#### Records for the exercise
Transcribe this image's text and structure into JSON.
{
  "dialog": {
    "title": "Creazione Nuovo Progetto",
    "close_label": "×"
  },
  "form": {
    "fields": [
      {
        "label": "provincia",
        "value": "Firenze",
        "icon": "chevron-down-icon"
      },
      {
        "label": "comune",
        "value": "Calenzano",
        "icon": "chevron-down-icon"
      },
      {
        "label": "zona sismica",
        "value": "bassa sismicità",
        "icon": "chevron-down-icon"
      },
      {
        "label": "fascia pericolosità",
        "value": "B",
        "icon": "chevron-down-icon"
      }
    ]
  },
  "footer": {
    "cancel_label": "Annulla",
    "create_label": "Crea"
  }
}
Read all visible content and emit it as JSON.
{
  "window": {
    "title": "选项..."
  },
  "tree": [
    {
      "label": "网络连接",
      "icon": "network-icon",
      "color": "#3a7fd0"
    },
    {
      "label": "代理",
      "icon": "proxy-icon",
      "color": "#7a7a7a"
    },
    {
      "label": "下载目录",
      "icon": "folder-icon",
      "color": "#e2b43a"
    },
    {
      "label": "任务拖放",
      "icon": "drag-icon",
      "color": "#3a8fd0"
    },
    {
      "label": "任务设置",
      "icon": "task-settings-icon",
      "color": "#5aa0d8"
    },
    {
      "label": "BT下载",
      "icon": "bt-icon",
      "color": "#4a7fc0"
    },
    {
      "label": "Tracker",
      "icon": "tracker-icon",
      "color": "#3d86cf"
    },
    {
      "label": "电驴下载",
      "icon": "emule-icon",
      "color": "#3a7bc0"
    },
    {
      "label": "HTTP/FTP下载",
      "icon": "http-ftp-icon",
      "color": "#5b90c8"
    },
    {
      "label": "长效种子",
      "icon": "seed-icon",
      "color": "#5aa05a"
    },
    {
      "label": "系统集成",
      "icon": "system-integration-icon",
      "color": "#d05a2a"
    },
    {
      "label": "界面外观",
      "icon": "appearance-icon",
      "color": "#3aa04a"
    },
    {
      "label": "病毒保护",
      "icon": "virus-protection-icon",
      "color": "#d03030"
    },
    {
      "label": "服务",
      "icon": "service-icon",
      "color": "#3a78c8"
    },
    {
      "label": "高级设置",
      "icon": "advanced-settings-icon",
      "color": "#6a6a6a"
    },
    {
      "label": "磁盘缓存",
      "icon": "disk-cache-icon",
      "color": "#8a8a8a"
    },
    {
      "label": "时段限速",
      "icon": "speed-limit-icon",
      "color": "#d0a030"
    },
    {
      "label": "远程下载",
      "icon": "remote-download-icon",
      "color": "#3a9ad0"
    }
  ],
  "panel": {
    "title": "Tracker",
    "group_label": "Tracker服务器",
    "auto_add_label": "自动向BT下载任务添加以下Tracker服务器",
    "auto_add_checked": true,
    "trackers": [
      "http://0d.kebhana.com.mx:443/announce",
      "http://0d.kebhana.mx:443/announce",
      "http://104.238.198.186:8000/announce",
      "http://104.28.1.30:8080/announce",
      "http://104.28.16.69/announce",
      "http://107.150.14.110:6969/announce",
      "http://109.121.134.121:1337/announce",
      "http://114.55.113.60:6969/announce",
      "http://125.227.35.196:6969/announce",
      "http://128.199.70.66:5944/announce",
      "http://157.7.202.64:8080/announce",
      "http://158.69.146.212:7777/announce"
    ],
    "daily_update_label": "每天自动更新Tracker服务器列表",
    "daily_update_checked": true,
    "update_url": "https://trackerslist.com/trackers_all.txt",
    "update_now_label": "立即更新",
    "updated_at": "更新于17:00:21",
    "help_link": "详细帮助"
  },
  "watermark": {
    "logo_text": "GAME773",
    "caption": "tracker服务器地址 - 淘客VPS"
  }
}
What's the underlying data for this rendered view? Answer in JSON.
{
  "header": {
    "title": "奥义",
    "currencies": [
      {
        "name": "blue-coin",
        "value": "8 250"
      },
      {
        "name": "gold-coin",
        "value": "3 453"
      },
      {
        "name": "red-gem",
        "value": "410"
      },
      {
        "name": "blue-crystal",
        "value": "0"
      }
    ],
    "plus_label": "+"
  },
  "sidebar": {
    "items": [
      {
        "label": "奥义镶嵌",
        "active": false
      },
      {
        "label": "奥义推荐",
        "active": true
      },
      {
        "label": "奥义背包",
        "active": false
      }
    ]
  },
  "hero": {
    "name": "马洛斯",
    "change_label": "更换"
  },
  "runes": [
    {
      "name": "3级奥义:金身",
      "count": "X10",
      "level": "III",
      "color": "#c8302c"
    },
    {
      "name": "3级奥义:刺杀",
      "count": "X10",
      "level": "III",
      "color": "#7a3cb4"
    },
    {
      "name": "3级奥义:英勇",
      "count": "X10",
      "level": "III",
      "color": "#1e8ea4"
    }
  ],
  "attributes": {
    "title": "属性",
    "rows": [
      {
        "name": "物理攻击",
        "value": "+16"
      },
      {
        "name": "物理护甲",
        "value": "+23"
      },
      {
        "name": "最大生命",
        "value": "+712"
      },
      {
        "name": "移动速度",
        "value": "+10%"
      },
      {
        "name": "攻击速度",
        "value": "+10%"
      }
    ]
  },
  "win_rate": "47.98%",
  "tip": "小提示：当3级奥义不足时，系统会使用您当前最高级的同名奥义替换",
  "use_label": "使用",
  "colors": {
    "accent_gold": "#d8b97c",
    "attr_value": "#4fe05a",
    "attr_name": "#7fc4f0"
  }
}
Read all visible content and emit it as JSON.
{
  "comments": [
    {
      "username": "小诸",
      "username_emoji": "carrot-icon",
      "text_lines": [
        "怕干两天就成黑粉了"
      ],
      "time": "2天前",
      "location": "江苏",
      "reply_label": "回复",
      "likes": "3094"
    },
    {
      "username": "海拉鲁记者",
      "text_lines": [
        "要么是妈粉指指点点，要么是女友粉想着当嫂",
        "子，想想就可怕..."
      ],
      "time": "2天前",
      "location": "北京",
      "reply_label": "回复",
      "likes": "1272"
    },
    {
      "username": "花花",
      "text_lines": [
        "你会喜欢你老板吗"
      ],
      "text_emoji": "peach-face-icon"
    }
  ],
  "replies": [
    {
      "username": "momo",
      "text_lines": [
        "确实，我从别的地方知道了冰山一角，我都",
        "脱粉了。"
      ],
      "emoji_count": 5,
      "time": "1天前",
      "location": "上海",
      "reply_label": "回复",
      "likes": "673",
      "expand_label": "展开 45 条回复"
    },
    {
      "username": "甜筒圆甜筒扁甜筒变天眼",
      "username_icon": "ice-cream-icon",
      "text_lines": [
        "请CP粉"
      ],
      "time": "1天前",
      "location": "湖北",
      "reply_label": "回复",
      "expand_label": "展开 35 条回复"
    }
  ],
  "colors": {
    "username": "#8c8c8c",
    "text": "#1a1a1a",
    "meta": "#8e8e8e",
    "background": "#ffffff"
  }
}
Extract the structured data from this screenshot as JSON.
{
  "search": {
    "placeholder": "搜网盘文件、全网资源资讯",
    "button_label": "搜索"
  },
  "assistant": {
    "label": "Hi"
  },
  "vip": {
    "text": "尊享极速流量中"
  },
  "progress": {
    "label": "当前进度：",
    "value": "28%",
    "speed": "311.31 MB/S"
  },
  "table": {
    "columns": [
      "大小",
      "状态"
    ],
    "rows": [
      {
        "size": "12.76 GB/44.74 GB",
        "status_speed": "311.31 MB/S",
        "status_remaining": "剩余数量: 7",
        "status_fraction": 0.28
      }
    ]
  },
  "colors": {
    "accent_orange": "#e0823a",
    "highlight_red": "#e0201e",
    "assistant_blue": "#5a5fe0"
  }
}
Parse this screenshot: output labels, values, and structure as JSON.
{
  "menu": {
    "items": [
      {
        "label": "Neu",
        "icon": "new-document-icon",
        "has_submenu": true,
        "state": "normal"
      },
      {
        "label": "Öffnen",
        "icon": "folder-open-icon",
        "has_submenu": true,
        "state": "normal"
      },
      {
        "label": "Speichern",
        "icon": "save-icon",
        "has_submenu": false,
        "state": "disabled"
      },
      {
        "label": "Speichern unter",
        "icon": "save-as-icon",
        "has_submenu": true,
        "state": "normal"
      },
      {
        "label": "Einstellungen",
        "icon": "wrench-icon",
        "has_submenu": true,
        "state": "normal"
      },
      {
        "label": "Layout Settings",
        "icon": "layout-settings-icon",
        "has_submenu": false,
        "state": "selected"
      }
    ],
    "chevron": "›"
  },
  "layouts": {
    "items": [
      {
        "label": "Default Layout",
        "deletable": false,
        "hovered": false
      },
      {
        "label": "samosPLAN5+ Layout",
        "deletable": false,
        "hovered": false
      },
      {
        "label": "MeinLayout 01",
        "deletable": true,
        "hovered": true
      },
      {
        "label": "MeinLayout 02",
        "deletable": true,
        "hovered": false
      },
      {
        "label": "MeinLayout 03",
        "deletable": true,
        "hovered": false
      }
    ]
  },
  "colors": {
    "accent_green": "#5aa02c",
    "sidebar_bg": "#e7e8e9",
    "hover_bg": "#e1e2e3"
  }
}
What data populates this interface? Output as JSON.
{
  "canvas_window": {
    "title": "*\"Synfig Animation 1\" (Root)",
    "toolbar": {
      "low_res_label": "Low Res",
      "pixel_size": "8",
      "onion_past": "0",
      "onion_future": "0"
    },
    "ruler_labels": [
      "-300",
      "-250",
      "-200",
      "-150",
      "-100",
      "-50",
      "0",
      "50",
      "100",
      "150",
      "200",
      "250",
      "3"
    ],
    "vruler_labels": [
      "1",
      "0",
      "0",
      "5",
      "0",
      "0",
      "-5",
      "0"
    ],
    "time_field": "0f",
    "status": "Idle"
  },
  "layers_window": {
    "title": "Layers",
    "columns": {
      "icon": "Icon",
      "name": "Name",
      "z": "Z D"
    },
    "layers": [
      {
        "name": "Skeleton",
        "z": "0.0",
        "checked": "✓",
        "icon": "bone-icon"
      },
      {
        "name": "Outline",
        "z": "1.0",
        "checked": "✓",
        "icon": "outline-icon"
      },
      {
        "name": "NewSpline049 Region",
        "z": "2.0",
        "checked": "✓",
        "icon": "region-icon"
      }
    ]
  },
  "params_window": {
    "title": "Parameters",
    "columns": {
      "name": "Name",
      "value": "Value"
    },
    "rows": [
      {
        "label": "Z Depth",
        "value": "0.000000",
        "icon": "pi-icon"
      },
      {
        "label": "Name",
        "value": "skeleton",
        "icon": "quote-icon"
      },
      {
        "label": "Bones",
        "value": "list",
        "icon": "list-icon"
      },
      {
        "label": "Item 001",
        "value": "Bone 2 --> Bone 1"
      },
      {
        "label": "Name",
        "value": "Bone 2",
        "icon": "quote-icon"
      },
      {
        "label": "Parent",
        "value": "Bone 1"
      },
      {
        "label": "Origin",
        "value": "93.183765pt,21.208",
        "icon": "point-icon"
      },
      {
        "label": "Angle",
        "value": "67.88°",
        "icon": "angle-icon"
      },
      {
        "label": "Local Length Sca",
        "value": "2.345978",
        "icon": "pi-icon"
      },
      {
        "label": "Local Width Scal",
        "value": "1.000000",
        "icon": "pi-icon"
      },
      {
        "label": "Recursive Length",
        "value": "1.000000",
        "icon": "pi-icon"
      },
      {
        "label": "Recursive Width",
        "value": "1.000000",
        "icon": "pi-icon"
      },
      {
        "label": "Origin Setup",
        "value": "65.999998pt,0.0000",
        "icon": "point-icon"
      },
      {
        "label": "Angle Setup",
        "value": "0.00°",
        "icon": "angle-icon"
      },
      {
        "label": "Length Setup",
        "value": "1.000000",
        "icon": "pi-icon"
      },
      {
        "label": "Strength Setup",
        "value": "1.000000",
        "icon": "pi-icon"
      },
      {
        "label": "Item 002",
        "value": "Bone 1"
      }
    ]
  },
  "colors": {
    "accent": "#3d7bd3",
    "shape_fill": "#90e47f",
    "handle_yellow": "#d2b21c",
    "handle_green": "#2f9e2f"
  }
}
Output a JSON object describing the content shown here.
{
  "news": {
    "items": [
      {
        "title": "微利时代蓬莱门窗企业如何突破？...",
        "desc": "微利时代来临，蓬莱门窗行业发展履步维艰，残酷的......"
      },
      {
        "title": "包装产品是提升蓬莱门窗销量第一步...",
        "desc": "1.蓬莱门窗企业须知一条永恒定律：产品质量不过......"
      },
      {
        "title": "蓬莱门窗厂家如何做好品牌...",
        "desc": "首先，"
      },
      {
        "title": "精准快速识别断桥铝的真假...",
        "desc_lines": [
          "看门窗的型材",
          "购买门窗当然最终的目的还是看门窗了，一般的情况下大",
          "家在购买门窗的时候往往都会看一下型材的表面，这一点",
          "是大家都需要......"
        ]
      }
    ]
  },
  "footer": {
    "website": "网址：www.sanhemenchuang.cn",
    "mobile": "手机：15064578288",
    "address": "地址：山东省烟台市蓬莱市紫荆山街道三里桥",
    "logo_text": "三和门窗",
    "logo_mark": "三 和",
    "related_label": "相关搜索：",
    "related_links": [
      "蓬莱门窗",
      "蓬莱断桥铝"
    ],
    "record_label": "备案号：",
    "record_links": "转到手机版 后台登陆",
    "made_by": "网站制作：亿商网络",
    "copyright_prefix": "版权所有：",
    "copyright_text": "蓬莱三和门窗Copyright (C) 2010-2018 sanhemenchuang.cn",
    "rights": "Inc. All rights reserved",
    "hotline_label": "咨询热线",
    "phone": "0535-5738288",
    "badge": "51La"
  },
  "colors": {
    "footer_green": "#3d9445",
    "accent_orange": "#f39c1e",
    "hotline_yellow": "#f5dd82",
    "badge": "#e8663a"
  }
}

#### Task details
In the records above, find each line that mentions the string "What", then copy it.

#### Solution
What's the underlying data for this rendered view? Answer in JSON.
What data populates this interface? Output as JSON.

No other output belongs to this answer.